* [Problem] Scan the entries line by line and return those with "scale".

App and web page records:
====
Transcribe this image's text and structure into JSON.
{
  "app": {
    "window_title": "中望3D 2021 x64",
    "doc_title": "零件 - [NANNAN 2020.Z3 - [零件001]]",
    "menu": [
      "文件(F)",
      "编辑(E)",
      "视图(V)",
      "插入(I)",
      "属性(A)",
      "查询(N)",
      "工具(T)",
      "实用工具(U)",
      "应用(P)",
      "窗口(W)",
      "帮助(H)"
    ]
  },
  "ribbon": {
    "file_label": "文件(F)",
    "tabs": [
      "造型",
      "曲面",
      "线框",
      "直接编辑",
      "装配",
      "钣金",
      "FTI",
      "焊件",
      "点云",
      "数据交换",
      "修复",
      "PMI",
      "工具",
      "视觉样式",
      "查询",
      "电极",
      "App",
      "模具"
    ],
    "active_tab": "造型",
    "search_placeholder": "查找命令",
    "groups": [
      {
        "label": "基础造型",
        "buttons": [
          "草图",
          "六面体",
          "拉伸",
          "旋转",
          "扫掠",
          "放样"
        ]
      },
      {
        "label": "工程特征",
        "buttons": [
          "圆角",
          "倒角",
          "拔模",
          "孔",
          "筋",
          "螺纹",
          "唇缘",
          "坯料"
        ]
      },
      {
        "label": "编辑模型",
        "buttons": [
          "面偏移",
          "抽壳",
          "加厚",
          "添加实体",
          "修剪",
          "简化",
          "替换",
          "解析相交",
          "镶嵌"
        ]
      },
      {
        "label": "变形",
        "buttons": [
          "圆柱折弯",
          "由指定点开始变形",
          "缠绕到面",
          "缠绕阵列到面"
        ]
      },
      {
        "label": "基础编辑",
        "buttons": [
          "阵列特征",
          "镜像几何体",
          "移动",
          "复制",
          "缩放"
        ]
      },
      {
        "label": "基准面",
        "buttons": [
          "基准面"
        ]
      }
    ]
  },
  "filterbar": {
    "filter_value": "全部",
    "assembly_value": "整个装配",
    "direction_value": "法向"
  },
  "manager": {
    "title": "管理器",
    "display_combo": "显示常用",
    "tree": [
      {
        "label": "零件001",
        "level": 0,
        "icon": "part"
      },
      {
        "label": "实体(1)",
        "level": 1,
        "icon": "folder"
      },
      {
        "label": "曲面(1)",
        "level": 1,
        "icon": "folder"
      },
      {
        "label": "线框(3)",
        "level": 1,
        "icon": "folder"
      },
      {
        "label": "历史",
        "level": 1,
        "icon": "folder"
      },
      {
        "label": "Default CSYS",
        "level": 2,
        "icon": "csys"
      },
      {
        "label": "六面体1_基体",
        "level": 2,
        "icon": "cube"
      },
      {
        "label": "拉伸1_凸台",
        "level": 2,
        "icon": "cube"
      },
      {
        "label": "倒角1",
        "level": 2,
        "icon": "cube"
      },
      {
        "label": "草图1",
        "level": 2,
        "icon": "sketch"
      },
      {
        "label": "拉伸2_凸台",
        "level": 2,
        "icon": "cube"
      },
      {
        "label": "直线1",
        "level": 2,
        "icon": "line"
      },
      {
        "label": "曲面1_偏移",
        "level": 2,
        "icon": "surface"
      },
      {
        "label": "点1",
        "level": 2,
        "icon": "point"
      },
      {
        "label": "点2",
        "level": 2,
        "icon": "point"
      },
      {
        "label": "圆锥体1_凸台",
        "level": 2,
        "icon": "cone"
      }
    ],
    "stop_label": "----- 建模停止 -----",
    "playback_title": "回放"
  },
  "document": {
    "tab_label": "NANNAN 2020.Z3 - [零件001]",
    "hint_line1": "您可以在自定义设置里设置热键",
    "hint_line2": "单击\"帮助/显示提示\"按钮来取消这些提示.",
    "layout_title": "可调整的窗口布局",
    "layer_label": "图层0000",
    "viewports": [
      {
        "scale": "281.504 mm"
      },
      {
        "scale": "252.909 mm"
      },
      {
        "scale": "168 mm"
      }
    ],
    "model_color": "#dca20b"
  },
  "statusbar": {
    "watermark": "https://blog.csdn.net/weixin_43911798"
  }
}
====
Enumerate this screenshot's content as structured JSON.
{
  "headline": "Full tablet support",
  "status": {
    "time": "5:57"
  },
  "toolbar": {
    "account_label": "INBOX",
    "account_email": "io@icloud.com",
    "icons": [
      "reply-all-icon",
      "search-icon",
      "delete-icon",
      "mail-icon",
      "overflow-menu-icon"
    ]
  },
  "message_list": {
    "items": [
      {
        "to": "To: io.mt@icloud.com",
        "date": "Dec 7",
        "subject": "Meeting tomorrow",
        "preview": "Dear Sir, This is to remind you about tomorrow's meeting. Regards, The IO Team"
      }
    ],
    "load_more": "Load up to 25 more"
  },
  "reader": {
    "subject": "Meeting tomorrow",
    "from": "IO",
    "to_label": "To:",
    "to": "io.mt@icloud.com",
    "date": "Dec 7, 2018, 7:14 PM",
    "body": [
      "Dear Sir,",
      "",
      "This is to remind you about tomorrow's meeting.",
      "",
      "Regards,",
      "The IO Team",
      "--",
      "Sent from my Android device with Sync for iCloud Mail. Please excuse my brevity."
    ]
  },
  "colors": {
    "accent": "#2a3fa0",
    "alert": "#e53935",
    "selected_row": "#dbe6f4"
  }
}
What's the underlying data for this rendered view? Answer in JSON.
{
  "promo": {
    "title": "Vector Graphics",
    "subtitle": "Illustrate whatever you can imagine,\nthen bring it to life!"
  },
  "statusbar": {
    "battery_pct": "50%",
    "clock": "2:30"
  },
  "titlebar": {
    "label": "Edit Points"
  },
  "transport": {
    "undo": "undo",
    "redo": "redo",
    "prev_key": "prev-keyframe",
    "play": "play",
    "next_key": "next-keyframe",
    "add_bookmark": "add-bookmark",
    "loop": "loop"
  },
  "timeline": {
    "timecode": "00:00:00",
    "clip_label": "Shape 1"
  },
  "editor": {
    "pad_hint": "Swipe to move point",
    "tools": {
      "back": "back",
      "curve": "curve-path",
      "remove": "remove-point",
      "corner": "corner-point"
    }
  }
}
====
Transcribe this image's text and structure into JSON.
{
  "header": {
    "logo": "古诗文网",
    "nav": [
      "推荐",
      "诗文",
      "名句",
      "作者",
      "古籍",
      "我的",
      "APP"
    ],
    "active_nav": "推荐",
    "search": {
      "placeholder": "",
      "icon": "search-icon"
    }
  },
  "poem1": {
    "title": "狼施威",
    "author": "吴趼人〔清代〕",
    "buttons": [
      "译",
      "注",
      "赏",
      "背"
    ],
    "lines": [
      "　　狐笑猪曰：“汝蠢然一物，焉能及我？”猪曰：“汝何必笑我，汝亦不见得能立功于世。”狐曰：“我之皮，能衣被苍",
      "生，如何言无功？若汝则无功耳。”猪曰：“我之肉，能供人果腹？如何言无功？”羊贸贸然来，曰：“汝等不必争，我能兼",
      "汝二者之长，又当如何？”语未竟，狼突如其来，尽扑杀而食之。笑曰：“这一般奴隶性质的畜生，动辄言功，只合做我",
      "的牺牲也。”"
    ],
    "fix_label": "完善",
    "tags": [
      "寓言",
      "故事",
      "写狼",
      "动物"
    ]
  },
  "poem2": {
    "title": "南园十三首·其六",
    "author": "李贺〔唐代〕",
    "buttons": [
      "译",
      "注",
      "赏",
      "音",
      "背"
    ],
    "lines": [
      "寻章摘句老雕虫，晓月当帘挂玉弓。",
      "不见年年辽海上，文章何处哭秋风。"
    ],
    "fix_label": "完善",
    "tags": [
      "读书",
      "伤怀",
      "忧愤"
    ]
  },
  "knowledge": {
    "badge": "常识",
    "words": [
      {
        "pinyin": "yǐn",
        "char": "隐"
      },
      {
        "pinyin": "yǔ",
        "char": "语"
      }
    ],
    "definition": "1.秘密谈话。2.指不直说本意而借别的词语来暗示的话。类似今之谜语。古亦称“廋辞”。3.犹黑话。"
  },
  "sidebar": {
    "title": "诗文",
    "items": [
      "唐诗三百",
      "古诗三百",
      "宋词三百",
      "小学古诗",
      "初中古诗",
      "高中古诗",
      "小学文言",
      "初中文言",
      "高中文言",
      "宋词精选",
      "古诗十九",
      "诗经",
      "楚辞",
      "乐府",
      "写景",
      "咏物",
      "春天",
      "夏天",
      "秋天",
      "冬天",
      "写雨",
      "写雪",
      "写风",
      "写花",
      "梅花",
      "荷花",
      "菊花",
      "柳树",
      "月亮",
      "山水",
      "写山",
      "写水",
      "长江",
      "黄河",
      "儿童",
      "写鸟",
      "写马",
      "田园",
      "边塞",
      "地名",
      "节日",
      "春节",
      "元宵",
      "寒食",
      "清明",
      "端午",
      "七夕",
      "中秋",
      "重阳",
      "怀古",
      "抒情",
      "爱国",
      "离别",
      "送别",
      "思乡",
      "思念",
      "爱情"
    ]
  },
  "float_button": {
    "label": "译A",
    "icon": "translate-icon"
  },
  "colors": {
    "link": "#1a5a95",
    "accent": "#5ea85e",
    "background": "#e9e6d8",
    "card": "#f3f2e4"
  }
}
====
* [Answer]
        "scale": "281.504 mm"
        "scale": "252.909 mm"
        "scale": "168 mm"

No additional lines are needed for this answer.